→ Directions for this task: Tally the lines below containing the word "Braden" and give that total alone.

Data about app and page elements
%%

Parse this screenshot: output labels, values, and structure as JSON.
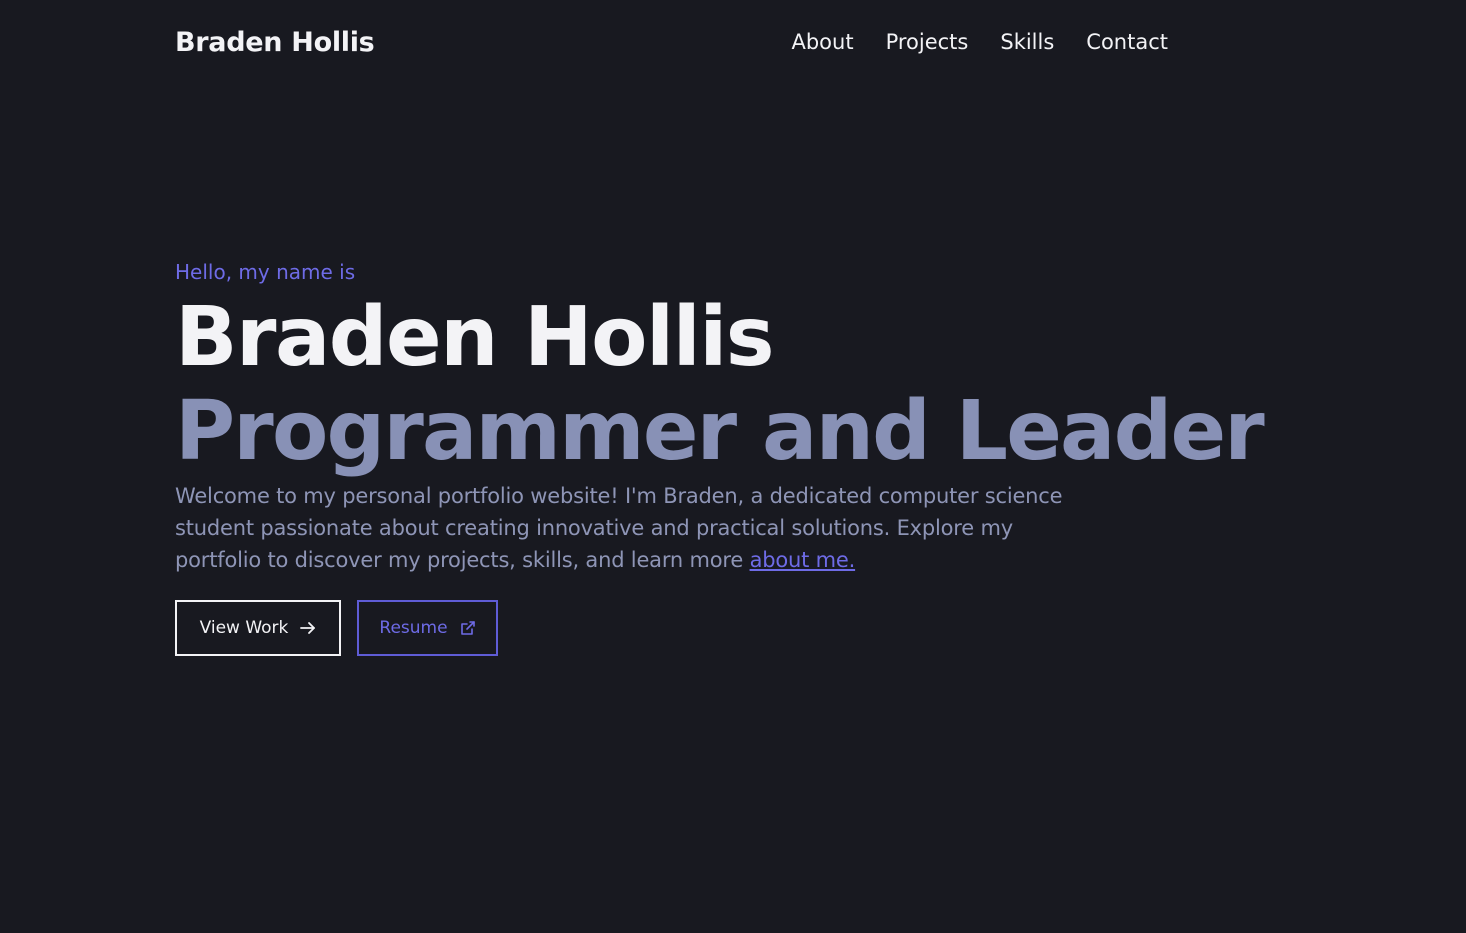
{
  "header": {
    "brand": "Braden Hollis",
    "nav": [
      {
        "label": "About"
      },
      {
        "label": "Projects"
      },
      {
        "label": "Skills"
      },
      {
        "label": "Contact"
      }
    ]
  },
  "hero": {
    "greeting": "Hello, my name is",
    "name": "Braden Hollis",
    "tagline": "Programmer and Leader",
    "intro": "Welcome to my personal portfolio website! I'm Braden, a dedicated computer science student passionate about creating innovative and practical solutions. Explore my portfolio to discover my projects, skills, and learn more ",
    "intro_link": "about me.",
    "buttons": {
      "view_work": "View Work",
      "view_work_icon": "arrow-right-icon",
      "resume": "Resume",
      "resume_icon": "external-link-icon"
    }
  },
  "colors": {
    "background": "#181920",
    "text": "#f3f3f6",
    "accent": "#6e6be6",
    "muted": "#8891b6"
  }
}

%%

→ Solution for this problem: 3